The Man in The Glass Booth - Plot Summary

Plot Summary

Arthur Goldman is Jewish and a Nazi death camp survivor. Now a rich industrialist, he lives in luxury in a Manhattan high-rise. He banters with his assistant Charlie, often shocking him with his outrageousness and irreverence about aspects of Jewish life. One day, Israeli secret agents kidnap Goldman and take him to Israel for trial on charges of being a Nazi war criminal. Goldman's trial forces his accusers to face not only his presumed guilt, but their own as well.

At the end it appears that Goldman falsified the dental records which the Israelis used to identify him in order to bring about the trial. When the deception is revealed by the Israeli prosecutor, Goldman is left standing in the trial court's bulletproof glass box, a broken man. The stress shatters his mental health, and he becomes catatonic. He then relives in his mind a Nazi firing squad execution and dies.

Read more about this topic:  The Man In The Glass Booth

Other articles related to "plot summary":

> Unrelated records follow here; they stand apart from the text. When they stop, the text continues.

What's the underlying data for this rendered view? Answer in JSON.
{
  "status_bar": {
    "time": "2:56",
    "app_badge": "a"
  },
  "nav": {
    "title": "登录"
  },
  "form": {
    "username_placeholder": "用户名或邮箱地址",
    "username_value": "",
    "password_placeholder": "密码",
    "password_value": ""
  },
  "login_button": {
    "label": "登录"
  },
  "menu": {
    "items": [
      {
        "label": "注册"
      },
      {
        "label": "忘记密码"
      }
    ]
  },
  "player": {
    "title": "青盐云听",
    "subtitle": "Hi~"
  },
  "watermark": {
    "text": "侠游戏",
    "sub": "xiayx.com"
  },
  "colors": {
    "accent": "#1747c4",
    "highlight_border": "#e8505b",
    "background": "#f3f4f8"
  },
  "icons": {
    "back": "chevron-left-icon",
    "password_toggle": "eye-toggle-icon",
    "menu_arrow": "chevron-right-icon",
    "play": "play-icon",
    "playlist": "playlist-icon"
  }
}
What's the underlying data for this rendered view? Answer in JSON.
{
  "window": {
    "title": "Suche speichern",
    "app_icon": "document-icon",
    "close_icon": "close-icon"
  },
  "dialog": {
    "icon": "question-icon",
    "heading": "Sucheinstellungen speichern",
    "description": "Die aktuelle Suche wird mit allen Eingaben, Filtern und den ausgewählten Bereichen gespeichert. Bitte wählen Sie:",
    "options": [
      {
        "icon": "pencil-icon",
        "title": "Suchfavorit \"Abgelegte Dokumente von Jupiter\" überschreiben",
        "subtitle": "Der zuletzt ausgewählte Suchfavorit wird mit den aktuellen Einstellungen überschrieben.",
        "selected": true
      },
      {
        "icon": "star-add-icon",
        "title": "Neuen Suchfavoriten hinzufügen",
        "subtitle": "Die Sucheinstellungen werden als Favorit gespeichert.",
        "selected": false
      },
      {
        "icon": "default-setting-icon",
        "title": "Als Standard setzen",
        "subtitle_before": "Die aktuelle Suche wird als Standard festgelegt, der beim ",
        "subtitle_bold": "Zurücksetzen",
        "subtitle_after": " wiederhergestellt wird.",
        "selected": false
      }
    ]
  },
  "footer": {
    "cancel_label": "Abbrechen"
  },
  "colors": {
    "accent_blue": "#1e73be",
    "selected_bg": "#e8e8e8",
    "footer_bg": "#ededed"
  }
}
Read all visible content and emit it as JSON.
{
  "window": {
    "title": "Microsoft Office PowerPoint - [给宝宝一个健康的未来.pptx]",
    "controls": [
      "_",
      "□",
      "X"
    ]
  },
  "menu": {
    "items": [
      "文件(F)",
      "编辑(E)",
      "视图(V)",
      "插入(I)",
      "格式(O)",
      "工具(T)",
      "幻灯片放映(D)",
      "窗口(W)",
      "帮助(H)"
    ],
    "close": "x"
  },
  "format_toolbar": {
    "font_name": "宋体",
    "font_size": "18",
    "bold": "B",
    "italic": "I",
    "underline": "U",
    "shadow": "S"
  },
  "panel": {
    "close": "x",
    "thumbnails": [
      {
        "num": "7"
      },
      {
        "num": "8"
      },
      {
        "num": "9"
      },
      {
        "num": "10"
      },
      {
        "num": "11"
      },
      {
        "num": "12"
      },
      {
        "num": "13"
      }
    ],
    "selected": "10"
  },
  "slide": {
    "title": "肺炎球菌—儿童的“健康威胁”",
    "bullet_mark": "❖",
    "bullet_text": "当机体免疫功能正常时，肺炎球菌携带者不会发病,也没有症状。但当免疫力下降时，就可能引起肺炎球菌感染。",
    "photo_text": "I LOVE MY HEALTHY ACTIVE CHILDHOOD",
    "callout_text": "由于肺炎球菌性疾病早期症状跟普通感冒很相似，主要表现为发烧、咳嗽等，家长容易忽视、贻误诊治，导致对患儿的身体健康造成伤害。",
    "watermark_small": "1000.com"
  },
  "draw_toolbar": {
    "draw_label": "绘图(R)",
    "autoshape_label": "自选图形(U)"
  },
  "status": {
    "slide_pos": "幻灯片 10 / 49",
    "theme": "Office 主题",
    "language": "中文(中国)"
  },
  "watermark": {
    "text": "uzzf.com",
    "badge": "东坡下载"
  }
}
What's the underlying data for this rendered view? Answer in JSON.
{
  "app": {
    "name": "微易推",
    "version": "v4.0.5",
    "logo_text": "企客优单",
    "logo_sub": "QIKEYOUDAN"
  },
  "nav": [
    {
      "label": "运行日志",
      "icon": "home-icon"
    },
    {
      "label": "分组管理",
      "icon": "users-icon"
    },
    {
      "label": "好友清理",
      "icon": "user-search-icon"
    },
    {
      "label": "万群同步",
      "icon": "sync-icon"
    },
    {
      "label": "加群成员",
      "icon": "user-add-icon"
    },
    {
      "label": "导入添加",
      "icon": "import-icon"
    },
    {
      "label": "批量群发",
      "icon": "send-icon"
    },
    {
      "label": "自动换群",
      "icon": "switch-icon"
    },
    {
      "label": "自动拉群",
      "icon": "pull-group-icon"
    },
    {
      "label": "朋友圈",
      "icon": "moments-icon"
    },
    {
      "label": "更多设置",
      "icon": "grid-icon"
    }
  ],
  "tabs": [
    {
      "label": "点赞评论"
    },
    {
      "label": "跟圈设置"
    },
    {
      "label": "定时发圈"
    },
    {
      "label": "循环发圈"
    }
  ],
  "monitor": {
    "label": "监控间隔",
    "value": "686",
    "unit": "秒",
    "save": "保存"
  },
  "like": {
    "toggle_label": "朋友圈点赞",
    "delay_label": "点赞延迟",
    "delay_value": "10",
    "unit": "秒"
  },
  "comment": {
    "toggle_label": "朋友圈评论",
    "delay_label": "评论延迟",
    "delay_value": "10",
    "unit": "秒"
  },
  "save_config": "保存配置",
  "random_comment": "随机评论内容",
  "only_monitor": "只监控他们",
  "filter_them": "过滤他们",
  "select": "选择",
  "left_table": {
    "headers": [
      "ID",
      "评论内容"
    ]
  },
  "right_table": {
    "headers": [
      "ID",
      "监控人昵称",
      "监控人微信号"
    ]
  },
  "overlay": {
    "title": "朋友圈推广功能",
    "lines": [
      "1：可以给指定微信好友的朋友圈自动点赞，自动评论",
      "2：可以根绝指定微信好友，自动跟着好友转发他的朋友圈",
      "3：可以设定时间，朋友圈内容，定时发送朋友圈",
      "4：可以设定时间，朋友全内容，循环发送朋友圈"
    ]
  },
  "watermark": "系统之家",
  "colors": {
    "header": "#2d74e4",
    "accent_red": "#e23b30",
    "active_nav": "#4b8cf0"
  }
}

The Book Of Sand - Plot Summary
... On opening the book, Borges finds that the pages are written in an indecipherable script appearing in double columns, ordered in versicle as in a Bible ... When he opens to a page with an illustration, the bookseller advises a close look, since the page will never be found, or seen, again ...

Famous quotes containing the words summary and/or plot:

    I have simplified my politics into an utter detestation of all existing governments; and, as it is the shortest and most agreeable and summary feeling imaginable, the first moment of an universal republic would convert me into an advocate for single and uncontradicted despotism. The fact is, riches are power, and poverty is slavery all over the earth, and one sort of establishment is no better, nor worse, for a people than another.
    George Gordon Noel Byron (1788–1824)

    The plot was most interesting. It belonged to no particular age, people, or country, and was perhaps the more delightful on that account, as nobody’s previous information could afford the remotest glimmering of what would ever come of it.
    Charles Dickens (1812–1870)